A busy fortnight of auctions, fairs, and exhibition openings in New York has become a key indicator of the state of the art market.
In recent years, the sheer volume of works coming to auction has resulted in an equally preposterous amount of sales, whether marketed as a 'once in a generation' single owner sale, themed sales targeting younger emerging artists, or more traditional day and evening sales for Contemporary and 20th Century or 19th Century Art. The list is endless.
Walking through the viewing rooms at Christie's and Sotheby's was akin to dragging yourself through the medieval rooms in the back of the Metropolitan Museum of Art in order to find the current Cecily Brown solo show, Death and the Maid (4 April–3 December 2023).
Whether pressure from the top brass on specialists to win business or a desire from owners to consign for New York sales, there is now too much work up for auction during these two weeks.
This, coupled with overly ambitious estimates in some cases, produced some mixed results. Interest rate hikes have also created more challenging market conditions and considering this, the huge amount of money spent on art this month must be viewed as a positive, especially when we consider some of the great results achieved for many living artists.

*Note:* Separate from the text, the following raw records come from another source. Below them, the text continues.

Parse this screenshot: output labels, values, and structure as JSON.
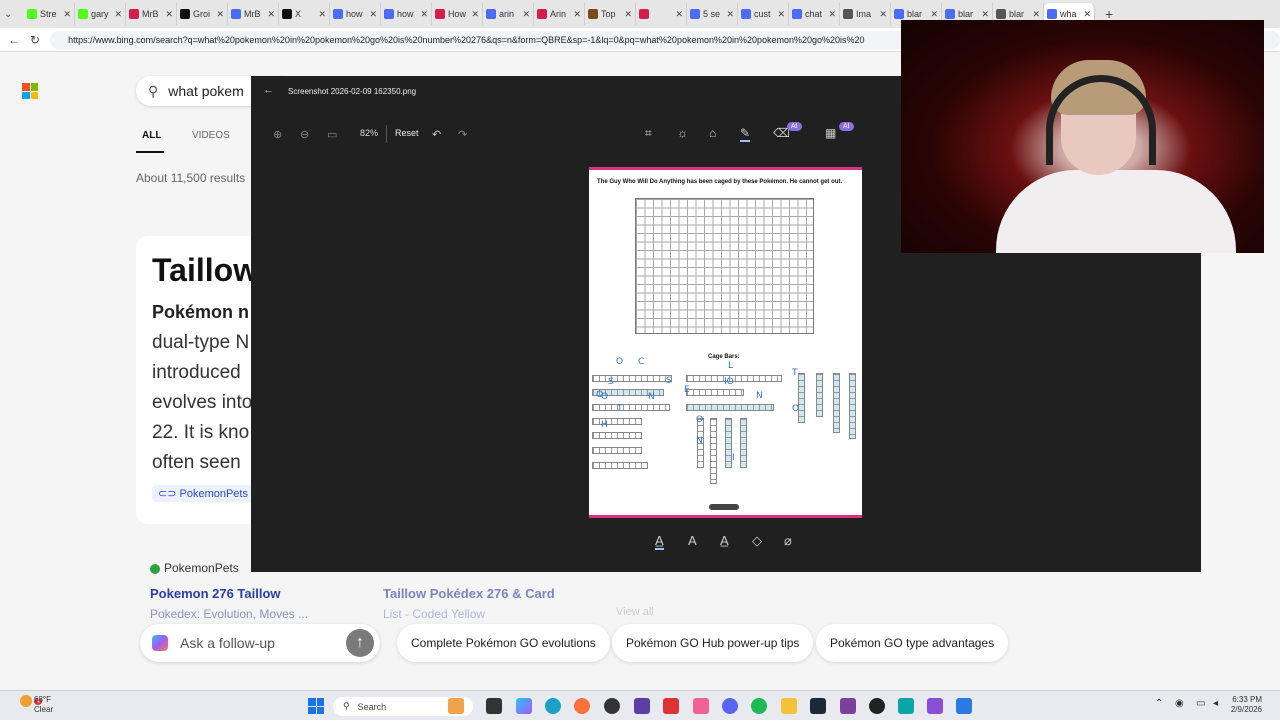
{
  "tabs": [
    {
      "label": "Stre",
      "color": "#53fc18"
    },
    {
      "label": "gary",
      "color": "#53fc18"
    },
    {
      "label": "MrB",
      "color": "#d51e4a"
    },
    {
      "label": "Groi",
      "color": "#111111"
    },
    {
      "label": "MrB",
      "color": "#4a6cf7"
    },
    {
      "label": "X",
      "color": "#111111"
    },
    {
      "label": "how",
      "color": "#4a6cf7"
    },
    {
      "label": "how",
      "color": "#4a6cf7"
    },
    {
      "label": "How",
      "color": "#d51e4a"
    },
    {
      "label": "arin",
      "color": "#4a6cf7"
    },
    {
      "label": "Arin",
      "color": "#d51e4a"
    },
    {
      "label": "Top",
      "color": "#7a4b1e"
    },
    {
      "label": "",
      "color": "#d51e4a"
    },
    {
      "label": "5 se",
      "color": "#4a6cf7"
    },
    {
      "label": "cust",
      "color": "#4a6cf7"
    },
    {
      "label": "chat",
      "color": "#4a6cf7"
    },
    {
      "label": "Ima",
      "color": "#555555"
    },
    {
      "label": "blar",
      "color": "#4a6cf7"
    },
    {
      "label": "blar",
      "color": "#4a6cf7"
    },
    {
      "label": "blar",
      "color": "#555555"
    },
    {
      "label": "wha",
      "color": "#4a6cf7"
    }
  ],
  "address": "https://www.bing.com/search?q=what%20pokemon%20in%20pokemon%20go%20is%20number%20276&qs=n&form=QBRE&sp=-1&lq=0&pq=what%20pokemon%20in%20pokemon%20go%20is%20",
  "bing": {
    "query": "what pokem",
    "tabs": {
      "all": "ALL",
      "videos": "VIDEOS"
    },
    "result_count": "About 11,500 results",
    "card": {
      "title": "Taillow",
      "subtitle": "Pokémon n",
      "lines": [
        "dual-type N",
        "introduced",
        "evolves into",
        "22. It is kno",
        "often seen"
      ],
      "source": "PokemonPets"
    },
    "results": [
      {
        "site": "PokemonPets",
        "title": "Pokemon 276 Taillow",
        "sub": "Pokedex: Evolution, Moves ..."
      },
      {
        "title": "Taillow Pokédex 276 & Card",
        "sub": "List - Coded Yellow"
      }
    ],
    "view_all": "View all",
    "ask_placeholder": "Ask a follow-up",
    "chips": [
      "Complete Pokémon GO evolutions",
      "Pokémon GO Hub power-up tips",
      "Pokémon GO type advantages"
    ]
  },
  "viewer": {
    "filename": "Screenshot 2026-02-09 162350.png",
    "zoom": "82%",
    "reset": "Reset",
    "ai_badge": "AI",
    "sheet": {
      "title": "The Guy Who Will Do Anything has been caged by these Pokémon. He cannot get out.",
      "cage_label": "Cage Bars:",
      "handwriting": [
        "O",
        "C",
        "S",
        "S",
        "N",
        "L",
        "IO",
        "N",
        "T",
        "O",
        "O",
        "H",
        "O",
        "N",
        "I",
        "T",
        "O",
        "E"
      ]
    }
  },
  "taskbar": {
    "weather_temp": "68°F",
    "weather_desc": "Clear",
    "notif_count": "4",
    "search": "Search",
    "time": "6:33 PM",
    "date": "2/9/2026"
  },
  "icons": [
    "back-icon",
    "refresh-icon",
    "search-icon",
    "zoom-in-icon",
    "zoom-out-icon",
    "crop-icon",
    "brightness-icon",
    "marker-icon",
    "pen-icon",
    "eraser-icon",
    "undo-icon",
    "redo-icon"
  ]
}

It feels as though change is inevitable and overly ambitious vendors will have to reset their expectations. This will probably need to start with auction houses having to convince clients to meet the market and lower estimates.
From what we hear, there was a much higher guarantee offered for Louise Bourgeois' Spider (1996) before the Contemporary Evening Auction at Sotheby's, which was rejected, and the same could be said for a Yoshitomo Nara work, which ended up being withdrawn. Still a U.S. $32.8 million price (including buyer's premium) for Spider is a significant figure and a new auction record for the artist.
Ed Ruscha's Burning Gas Station (1966–1969) fetched $22.3 million (including buyer's premium) at Christie's 20th Century Evening Sale, which was also towards the low end of the estimate for such an iconic work.
At the same sale, the Philip Guston painting Chair (1976) sold well below its low estimate for $9.6 million (including buyer's premium), reflecting an exceptionally optimistic estimate.
At the Modern Evening Auction, Sotheby's sold the gorgeous little Pablo Picasso painting Nu devant la glace (1932) for $11 million (including buyer's premium), which was a surprise and somewhat underwhelming given its estimate of $12-18 million.
Steven Shearer's much admired The Late Dioramist and Sons (2020) in the Sotheby's Now Evening Auction sold for $787,400 (including buyer's premium), just above the high estimate.
TEFAF was probably the pick of the three main fairs during the week with some exceptional historical works as you would expect. Frieze was pleasant but feels a little smaller in size at The Shed, and the Independent seems to have lost its USP as the edgier of the two contemporary fairs.
The general consensus when it comes to art fairs in New York still seems to be that the auctions, galleries, and museums in the city just seem to swallow up the fairs.
Standout gallery exhibitions in the city included Pierre Bonnard at Acquavella Galleries, Donald Judd, and Albert Oehlen and Paul Mcarthy at Gagosian, Bob Thompson at Michael Rosenfeld Gallery and David Zwirner, Luc Tuymans at David Zwirner, Peter Halley at Karma and Louise Giovanelli at GRIMM Gallery. Sarah Sze at the Solomon R. Guggenheim Museum was also a highlight.
New York continues to dwarf any other city in the art market and despite some underwhelming auction results, there were still enough auction records posted for contemporary artists to sustain the energetic buzz synonymous with a place that seems to always be awash with superb exhibitions.
Looking forward to Art Basel in Basel (15–18 June) and the next six months, we should see a shift towards a buyer's market, which can represent great opportunities for collectors and dealers alike.
Main image: Louise Bourgeois, Spider (1996). Bronze. 337.8 x 668 x 632.5 cm. Courtesy Sotheby's, New York.